* _THE TASK_
This exercise requires every record to be repeated exactly.

════════════════

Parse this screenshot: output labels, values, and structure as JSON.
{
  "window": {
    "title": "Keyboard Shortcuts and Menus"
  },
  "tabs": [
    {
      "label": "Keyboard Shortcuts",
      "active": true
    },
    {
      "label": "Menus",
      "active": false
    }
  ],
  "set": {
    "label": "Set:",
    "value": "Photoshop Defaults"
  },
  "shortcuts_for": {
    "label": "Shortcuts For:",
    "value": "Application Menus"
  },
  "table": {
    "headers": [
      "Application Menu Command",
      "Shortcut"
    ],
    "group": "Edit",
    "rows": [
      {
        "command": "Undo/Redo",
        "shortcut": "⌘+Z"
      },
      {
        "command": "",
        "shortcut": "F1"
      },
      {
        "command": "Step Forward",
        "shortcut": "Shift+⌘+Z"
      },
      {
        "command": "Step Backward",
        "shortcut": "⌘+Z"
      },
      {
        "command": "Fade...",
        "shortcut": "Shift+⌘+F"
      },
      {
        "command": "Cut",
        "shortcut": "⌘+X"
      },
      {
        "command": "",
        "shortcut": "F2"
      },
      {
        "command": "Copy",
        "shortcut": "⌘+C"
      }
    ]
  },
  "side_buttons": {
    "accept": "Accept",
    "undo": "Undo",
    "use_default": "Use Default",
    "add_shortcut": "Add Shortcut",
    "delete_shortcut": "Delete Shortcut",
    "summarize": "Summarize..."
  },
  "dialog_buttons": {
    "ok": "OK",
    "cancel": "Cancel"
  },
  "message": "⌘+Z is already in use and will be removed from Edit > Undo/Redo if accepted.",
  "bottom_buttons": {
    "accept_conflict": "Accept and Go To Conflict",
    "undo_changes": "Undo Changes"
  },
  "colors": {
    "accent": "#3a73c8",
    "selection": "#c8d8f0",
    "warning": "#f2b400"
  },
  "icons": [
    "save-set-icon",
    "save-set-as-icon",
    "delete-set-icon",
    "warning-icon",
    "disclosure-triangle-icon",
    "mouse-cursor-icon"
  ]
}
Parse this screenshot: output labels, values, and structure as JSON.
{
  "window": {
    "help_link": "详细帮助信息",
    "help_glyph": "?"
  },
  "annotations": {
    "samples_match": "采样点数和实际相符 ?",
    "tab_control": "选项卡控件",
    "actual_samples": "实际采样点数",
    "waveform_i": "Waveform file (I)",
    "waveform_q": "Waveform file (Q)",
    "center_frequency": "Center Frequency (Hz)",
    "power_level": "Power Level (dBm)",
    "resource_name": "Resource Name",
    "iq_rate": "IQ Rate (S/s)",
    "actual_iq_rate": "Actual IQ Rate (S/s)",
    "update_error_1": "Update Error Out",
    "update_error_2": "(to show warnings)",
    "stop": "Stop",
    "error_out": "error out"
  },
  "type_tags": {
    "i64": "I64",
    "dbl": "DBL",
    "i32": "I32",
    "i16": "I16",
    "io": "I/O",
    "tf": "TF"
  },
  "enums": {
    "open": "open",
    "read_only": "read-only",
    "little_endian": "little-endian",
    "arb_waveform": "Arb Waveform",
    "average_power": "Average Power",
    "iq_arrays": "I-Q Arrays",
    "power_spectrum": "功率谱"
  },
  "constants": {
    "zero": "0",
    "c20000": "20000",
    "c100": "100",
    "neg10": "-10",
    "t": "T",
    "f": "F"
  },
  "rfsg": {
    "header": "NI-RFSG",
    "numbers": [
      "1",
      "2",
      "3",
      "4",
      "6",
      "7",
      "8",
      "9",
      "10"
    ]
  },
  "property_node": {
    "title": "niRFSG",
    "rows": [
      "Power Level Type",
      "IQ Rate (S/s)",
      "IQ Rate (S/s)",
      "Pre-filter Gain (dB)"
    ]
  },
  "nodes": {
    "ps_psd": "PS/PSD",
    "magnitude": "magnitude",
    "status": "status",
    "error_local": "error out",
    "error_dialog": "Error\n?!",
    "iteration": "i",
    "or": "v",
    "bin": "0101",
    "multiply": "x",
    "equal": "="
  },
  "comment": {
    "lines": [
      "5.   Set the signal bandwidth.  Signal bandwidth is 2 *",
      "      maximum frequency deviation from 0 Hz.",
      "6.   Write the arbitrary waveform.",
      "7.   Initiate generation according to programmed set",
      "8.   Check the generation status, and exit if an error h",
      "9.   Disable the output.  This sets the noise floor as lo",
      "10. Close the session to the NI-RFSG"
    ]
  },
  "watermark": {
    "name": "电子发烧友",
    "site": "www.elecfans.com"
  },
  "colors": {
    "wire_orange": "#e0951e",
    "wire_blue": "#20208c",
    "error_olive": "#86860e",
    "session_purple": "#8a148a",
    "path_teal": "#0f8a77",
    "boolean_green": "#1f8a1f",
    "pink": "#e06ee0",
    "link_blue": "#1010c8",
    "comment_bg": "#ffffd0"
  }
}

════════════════

* _EXPECTED ANSWER_
Parse this screenshot: output labels, values, and structure as JSON.
{
  "window": {
    "title": "Keyboard Shortcuts and Menus"
  },
  "tabs": [
    {
      "label": "Keyboard Shortcuts",
      "active": true
    },
    {
      "label": "Menus",
      "active": false
    }
  ],
  "set": {
    "label": "Set:",
    "value": "Photoshop Defaults"
  },
  "shortcuts_for": {
    "label": "Shortcuts For:",
    "value": "Application Menus"
  },
  "table": {
    "headers": [
      "Application Menu Command",
      "Shortcut"
    ],
    "group": "Edit",
    "rows": [
      {
        "command": "Undo/Redo",
        "shortcut": "⌘+Z"
      },
      {
        "command": "",
        "shortcut": "F1"
      },
      {
        "command": "Step Forward",
        "shortcut": "Shift+⌘+Z"
      },
      {
        "command": "Step Backward",
        "shortcut": "⌘+Z"
      },
      {
        "command": "Fade...",
        "shortcut": "Shift+⌘+F"
      },
      {
        "command": "Cut",
        "shortcut": "⌘+X"
      },
      {
        "command": "",
        "shortcut": "F2"
      },
      {
        "command": "Copy",
        "shortcut": "⌘+C"
      }
    ]
  },
  "side_buttons": {
    "accept": "Accept",
    "undo": "Undo",
    "use_default": "Use Default",
    "add_shortcut": "Add Shortcut",
    "delete_shortcut": "Delete Shortcut",
    "summarize": "Summarize..."
  },
  "dialog_buttons": {
    "ok": "OK",
    "cancel": "Cancel"
  },
  "message": "⌘+Z is already in use and will be removed from Edit > Undo/Redo if accepted.",
  "bottom_buttons": {
    "accept_conflict": "Accept and Go To Conflict",
    "undo_changes": "Undo Changes"
  },
  "colors": {
    "accent": "#3a73c8",
    "selection": "#c8d8f0",
    "warning": "#f2b400"
  },
  "icons": [
    "save-set-icon",
    "save-set-as-icon",
    "delete-set-icon",
    "warning-icon",
    "disclosure-triangle-icon",
    "mouse-cursor-icon"
  ]
}
Parse this screenshot: output labels, values, and structure as JSON.
{
  "window": {
    "help_link": "详细帮助信息",
    "help_glyph": "?"
  },
  "annotations": {
    "samples_match": "采样点数和实际相符 ?",
    "tab_control": "选项卡控件",
    "actual_samples": "实际采样点数",
    "waveform_i": "Waveform file (I)",
    "waveform_q": "Waveform file (Q)",
    "center_frequency": "Center Frequency (Hz)",
    "power_level": "Power Level (dBm)",
    "resource_name": "Resource Name",
    "iq_rate": "IQ Rate (S/s)",
    "actual_iq_rate": "Actual IQ Rate (S/s)",
    "update_error_1": "Update Error Out",
    "update_error_2": "(to show warnings)",
    "stop": "Stop",
    "error_out": "error out"
  },
  "type_tags": {
    "i64": "I64",
    "dbl": "DBL",
    "i32": "I32",
    "i16": "I16",
    "io": "I/O",
    "tf": "TF"
  },
  "enums": {
    "open": "open",
    "read_only": "read-only",
    "little_endian": "little-endian",
    "arb_waveform": "Arb Waveform",
    "average_power": "Average Power",
    "iq_arrays": "I-Q Arrays",
    "power_spectrum": "功率谱"
  },
  "constants": {
    "zero": "0",
    "c20000": "20000",
    "c100": "100",
    "neg10": "-10",
    "t": "T",
    "f": "F"
  },
  "rfsg": {
    "header": "NI-RFSG",
    "numbers": [
      "1",
      "2",
      "3",
      "4",
      "6",
      "7",
      "8",
      "9",
      "10"
    ]
  },
  "property_node": {
    "title": "niRFSG",
    "rows": [
      "Power Level Type",
      "IQ Rate (S/s)",
      "IQ Rate (S/s)",
      "Pre-filter Gain (dB)"
    ]
  },
  "nodes": {
    "ps_psd": "PS/PSD",
    "magnitude": "magnitude",
    "status": "status",
    "error_local": "error out",
    "error_dialog": "Error\n?!",
    "iteration": "i",
    "or": "v",
    "bin": "0101",
    "multiply": "x",
    "equal": "="
  },
  "comment": {
    "lines": [
      "5.   Set the signal bandwidth.  Signal bandwidth is 2 *",
      "      maximum frequency deviation from 0 Hz.",
      "6.   Write the arbitrary waveform.",
      "7.   Initiate generation according to programmed set",
      "8.   Check the generation status, and exit if an error h",
      "9.   Disable the output.  This sets the noise floor as lo",
      "10. Close the session to the NI-RFSG"
    ]
  },
  "watermark": {
    "name": "电子发烧友",
    "site": "www.elecfans.com"
  },
  "colors": {
    "wire_orange": "#e0951e",
    "wire_blue": "#20208c",
    "error_olive": "#86860e",
    "session_purple": "#8a148a",
    "path_teal": "#0f8a77",
    "boolean_green": "#1f8a1f",
    "pink": "#e06ee0",
    "link_blue": "#1010c8",
    "comment_bg": "#ffffd0"
  }
}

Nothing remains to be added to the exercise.